The first Arctic blast
Following last night’s snowstorm, Arctic air has now firmly established itself in the Mid-Atlantic region and it is some of the coldest air seen in these parts in about 5 years. Philadelphia International Airport is likely to drop to between 0 and 5 degrees by later tonight and that would be the coldest reading since January 17, 2009 when the low temperature bottomed out at 6 degrees. Temperatures could actually bottom out at or even slightly below zero later tonight in some of the suburbs of Philadelphia and also in much of the New York City metro region. However, as cold as this current Arctic air mass is, the blast coming early next week looks to be even colder and it will likely be the coldest air in 20 years to invade this part of the country.
Next week’s amazingly cold Arctic blast
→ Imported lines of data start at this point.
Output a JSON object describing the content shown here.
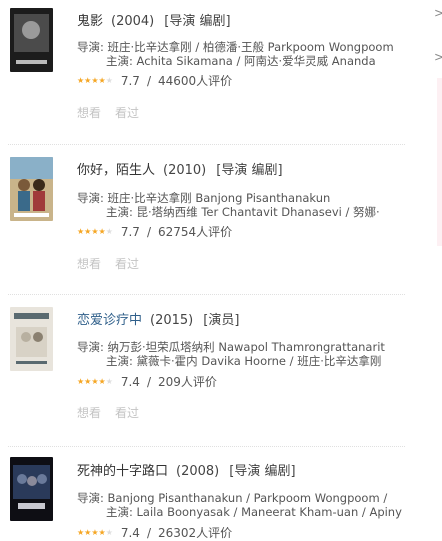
{
  "movies": [
    {
      "title": "鬼影",
      "year": "(2004)",
      "role": "[导演 编剧]",
      "director": "导演: 班庄·比辛达拿刚 / 柏德潘·王般 Parkpoom Wongpoom",
      "cast": "主演: Achita Sikamana / 阿南达·爱华灵威 Ananda",
      "stars": 4,
      "score": "7.7",
      "votes": "44600人评价",
      "want": "想看",
      "seen": "看过",
      "poster_colors": [
        "#1c1c1c",
        "#4b4b4b",
        "#9a9a9a"
      ]
    },
    {
      "title": "你好，陌生人",
      "year": "(2010)",
      "role": "[导演 编剧]",
      "director": "导演: 班庄·比辛达拿刚 Banjong Pisanthanakun",
      "cast": "主演: 昆·塔纳西维 Ter Chantavit Dhanasevi / 努娜·",
      "stars": 4,
      "score": "7.7",
      "votes": "62754人评价",
      "want": "想看",
      "seen": "看过",
      "poster_colors": [
        "#7a5a3a",
        "#c9b48a",
        "#3a6a8a"
      ]
    },
    {
      "title": "恋爱诊疗中",
      "year": "(2015)",
      "role": "[演员]",
      "director": "导演: 纳万彭·坦荣瓜塔纳利 Nawapol Thamrongrattanarit",
      "cast": "主演: 黛薇卡·霍内 Davika Hoorne / 班庄·比辛达拿刚",
      "stars": 4,
      "score": "7.4",
      "votes": "209人评价",
      "want": "想看",
      "seen": "看过",
      "poster_colors": [
        "#e8e4dc",
        "#b8b0a0",
        "#5a6a70"
      ]
    },
    {
      "title": "死神的十字路口",
      "year": "(2008)",
      "role": "[导演 编剧]",
      "director": "导演: Banjong Pisanthanakun / Parkpoom Wongpoom /",
      "cast": "主演: Laila Boonyasak / Maneerat Kham-uan / Apinya",
      "stars": 4,
      "score": "7.4",
      "votes": "26302人评价",
      "want": "",
      "seen": "",
      "poster_colors": [
        "#0e0e14",
        "#2a3a5a",
        "#6a7a9a"
      ]
    }
  ],
  "separator": "/",
  "sidebar_arrow": ">"
}
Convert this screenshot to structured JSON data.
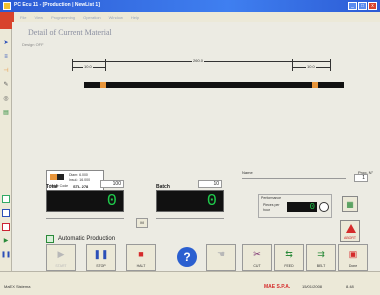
{
  "titlebar": {
    "title": "PC Ecu 11 - [Production | NewList 1]",
    "controls": [
      "_",
      "□",
      "x"
    ]
  },
  "menu": {
    "items": [
      "File",
      "View",
      "Programming",
      "Operation",
      "Window",
      "Help"
    ]
  },
  "header": {
    "title": "Detail of Current Material",
    "view_label": "Design OFF"
  },
  "dimensions": {
    "left": "10.0",
    "total": "260.0",
    "right": "10.0"
  },
  "material": {
    "line1": "Diam: 6.000",
    "line2": "Insul.: 16.000",
    "code_label": "Value Code",
    "code_value": "STL 278"
  },
  "colors": {
    "accent": "#1ec84a",
    "bar": "#111111",
    "strip": "#e8953a",
    "title": "#2c5bd4"
  },
  "counters": {
    "total": {
      "label": "Total",
      "set_value": "100",
      "current": "0"
    },
    "batch": {
      "label": "Batch",
      "set_value": "10",
      "current": "0"
    },
    "middle_button": "M"
  },
  "program": {
    "name_label": "Name",
    "prog_label": "Prog. N°",
    "prog_value": "1"
  },
  "performance": {
    "title": "Performance",
    "line1": "Pieces per",
    "line2": "hour",
    "value": "0"
  },
  "warning": {
    "label": "ABORT"
  },
  "auto_production": {
    "label": "Automatic Production"
  },
  "actions": [
    {
      "label": "START",
      "icon": "play-icon",
      "glyph": "▶",
      "color": "#b8b8b8",
      "disabled": true
    },
    {
      "label": "STOP",
      "icon": "pause-icon",
      "glyph": "❚❚",
      "color": "#2b4fb8",
      "disabled": false
    },
    {
      "label": "HALT",
      "icon": "stop-icon",
      "glyph": "■",
      "color": "#d52b2b",
      "disabled": false
    },
    {
      "label": "",
      "icon": "hand-icon",
      "glyph": "☚",
      "color": "#b8b8b8",
      "disabled": true
    },
    {
      "label": "CUT",
      "icon": "cut-icon",
      "glyph": "✂",
      "color": "#7a2e6e",
      "disabled": false
    },
    {
      "label": "FEED",
      "icon": "feed-icon",
      "glyph": "⇆",
      "color": "#2a8a3a",
      "disabled": false
    },
    {
      "label": "BELT",
      "icon": "belt-icon",
      "glyph": "⇉",
      "color": "#2a8a3a",
      "disabled": false
    },
    {
      "label": "Done",
      "icon": "done-icon",
      "glyph": "▣",
      "color": "#d52b2b",
      "disabled": false
    }
  ],
  "status": {
    "left": "MaEX Sistema",
    "brand": "MAE S.P.A.",
    "date": "15/01/2008",
    "time": "8.48"
  }
}
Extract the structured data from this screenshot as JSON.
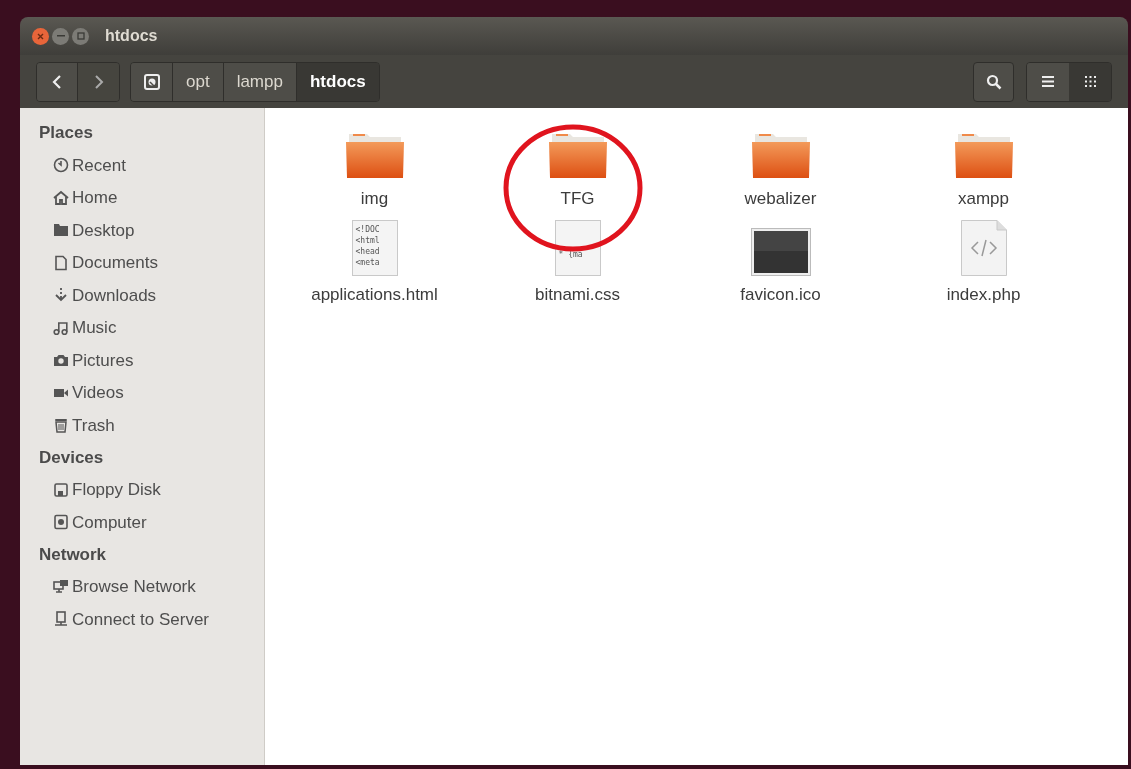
{
  "window": {
    "title": "htdocs"
  },
  "path_bar": [
    {
      "label": "opt",
      "selected": false
    },
    {
      "label": "lampp",
      "selected": false
    },
    {
      "label": "htdocs",
      "selected": true
    }
  ],
  "view_buttons": [
    {
      "selected": false
    },
    {
      "selected": true
    }
  ],
  "sidebar": {
    "sections": [
      {
        "heading": "Places",
        "items": [
          "Recent",
          "Home",
          "Desktop",
          "Documents",
          "Downloads",
          "Music",
          "Pictures",
          "Videos",
          "Trash"
        ]
      },
      {
        "heading": "Devices",
        "items": [
          "Floppy Disk",
          "Computer"
        ]
      },
      {
        "heading": "Network",
        "items": [
          "Browse Network",
          "Connect to Server"
        ]
      }
    ]
  },
  "files": [
    {
      "name": "img",
      "kind": "folder"
    },
    {
      "name": "TFG",
      "kind": "folder"
    },
    {
      "name": "webalizer",
      "kind": "folder"
    },
    {
      "name": "xampp",
      "kind": "folder"
    },
    {
      "name": "applications.html",
      "kind": "text",
      "preview": [
        "<!DOC",
        "<html",
        "<head",
        "<meta"
      ]
    },
    {
      "name": "bitnami.css",
      "kind": "text",
      "preview": [
        "* {ma"
      ]
    },
    {
      "name": "favicon.ico",
      "kind": "image"
    },
    {
      "name": "index.php",
      "kind": "code"
    }
  ],
  "annotation": {
    "kind": "circle"
  }
}
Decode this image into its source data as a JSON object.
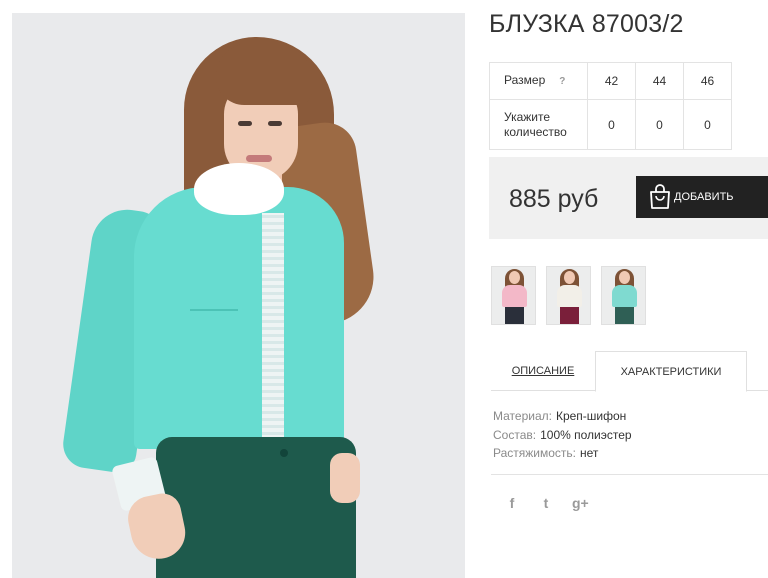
{
  "product": {
    "title": "БЛУЗКА 87003/2",
    "size_table": {
      "size_label": "Размер",
      "help_glyph": "?",
      "sizes": [
        "42",
        "44",
        "46"
      ],
      "qty_label": "Укажите количество",
      "quantities": [
        "0",
        "0",
        "0"
      ]
    },
    "price": "885 руб",
    "add_button_label": "ДОБАВИТЬ"
  },
  "color_variants": [
    {
      "top_color": "#f3b8c8",
      "pants_color": "#2a2f3a"
    },
    {
      "top_color": "#f2efe8",
      "pants_color": "#7a1f3a"
    },
    {
      "top_color": "#7fdad0",
      "pants_color": "#2f5f55"
    }
  ],
  "tabs": {
    "description": "ОПИСАНИЕ",
    "specifications": "ХАРАКТЕРИСТИКИ"
  },
  "specs": [
    {
      "key": "Материал:",
      "value": "Креп-шифон"
    },
    {
      "key": "Состав:",
      "value": "100% полиэстер"
    },
    {
      "key": "Растяжимость:",
      "value": "нет"
    }
  ],
  "social": {
    "facebook": "f",
    "twitter": "t",
    "googleplus": "g+"
  },
  "icons": {
    "bag": "shopping-bag-icon",
    "help": "help-icon"
  }
}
The next Arctic blast will work its way through the Midwest on Sunday and then arrive in the Mid-Atlantic region on Monday. Between Monday night and early Wednesday, the Mid-Atlantic region will be in the deep freeze and could very well see widespread below zero readings for low temperatures - and this even includes in the big cities along the I-95 corridor. Not since January of 1994, the winter still remembered around here as the “ice storm” winter, have we seen below zero readings in New York City, Philadelphia and Washington, DC - all at the same time. On January 19th, 1994, Central Park, NY reached -2 degrees, Philly Airport bottomed out at -5 degrees, and Reagan National Airport in DC reached -4 degrees. Next week’s incredible cold Arctic air outbreak may actually present an opportunity for below zero readings in the big cities on Monday night and also on Tuesday night. The plot seen below shows cold temperature extremes at DC’s Reagan National Airport going all the way back to 1946 which is when records began to be kept for the Washington, DC metro region. There have only been three below zero readings in that time period at the DC Airport. The GFS computer model forecast map (above) of the 500 millibar height anomalies for next Monday night over North America suggests that the polar vortex - normally seen close to the North Pole – will quite amazingly be centered over the Great Lakes (forecast map courtesy of WeatherBell.com). In other words, the coldest air in all of North America will be centered over the northeastern US during the early part of next week. The good news about this is that temperatures can only go up after this next Arctic air mass passes by our area.
The impact on playoff football
In terms of the Arctic cold impact on the upcoming weekend football playoff games, the Eagles game tomorrow night in South Philly will be played under the influence of today’s (first) Arctic blast. Although there will be some modification in temperatures around here later tomorrow, game time temperatures will still be quite cold (in the low 20's) and they could drop into the teens during the game which could very well make this one of the coldest Eagles games ever. However, winds will be quite light in South Philly and the field should be dry.
Meanwhile, the playoff game in Green Bay, Wisconsin occurs on Sunday evening and by that time the next Arctic blast will have crashed into the Upper Midwest. As a result, Sunday evening game time temperatures in Green Bay should be between 5 and 10 degrees below zero which would potentially make this one of the coldest football games ever played. The coldest game ever was the NFL Championship game played on December 31, 1967 in Green Bay between the Packers and the Cowboys with a game time temperature of -13 degrees. The second coldest game was on January 10, 1982 in Cincinnati, Ohio between the Bengals and Chargers when the game time temperature was -9 degrees.